Your assignment: Print the data once more, exactly as supplied.

Source records:
========================================
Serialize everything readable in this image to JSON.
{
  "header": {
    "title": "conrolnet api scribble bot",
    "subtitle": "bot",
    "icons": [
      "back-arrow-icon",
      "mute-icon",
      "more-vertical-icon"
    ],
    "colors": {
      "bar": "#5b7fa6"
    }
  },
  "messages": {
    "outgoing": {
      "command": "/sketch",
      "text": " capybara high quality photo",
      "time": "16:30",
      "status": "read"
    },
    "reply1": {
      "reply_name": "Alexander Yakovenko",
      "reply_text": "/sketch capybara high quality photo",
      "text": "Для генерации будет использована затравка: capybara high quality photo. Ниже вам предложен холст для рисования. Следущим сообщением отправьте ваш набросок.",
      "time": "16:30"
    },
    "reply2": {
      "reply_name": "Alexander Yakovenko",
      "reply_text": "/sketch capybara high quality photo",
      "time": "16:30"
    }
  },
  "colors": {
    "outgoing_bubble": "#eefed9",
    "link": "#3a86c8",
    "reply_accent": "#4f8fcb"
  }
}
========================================
Answer section:
Serialize everything readable in this image to JSON.
{
  "header": {
    "title": "conrolnet api scribble bot",
    "subtitle": "bot",
    "icons": [
      "back-arrow-icon",
      "mute-icon",
      "more-vertical-icon"
    ],
    "colors": {
      "bar": "#5b7fa6"
    }
  },
  "messages": {
    "outgoing": {
      "command": "/sketch",
      "text": " capybara high quality photo",
      "time": "16:30",
      "status": "read"
    },
    "reply1": {
      "reply_name": "Alexander Yakovenko",
      "reply_text": "/sketch capybara high quality photo",
      "text": "Для генерации будет использована затравка: capybara high quality photo. Ниже вам предложен холст для рисования. Следущим сообщением отправьте ваш набросок.",
      "time": "16:30"
    },
    "reply2": {
      "reply_name": "Alexander Yakovenko",
      "reply_text": "/sketch capybara high quality photo",
      "time": "16:30"
    }
  },
  "colors": {
    "outgoing_bubble": "#eefed9",
    "link": "#3a86c8",
    "reply_accent": "#4f8fcb"
  }
}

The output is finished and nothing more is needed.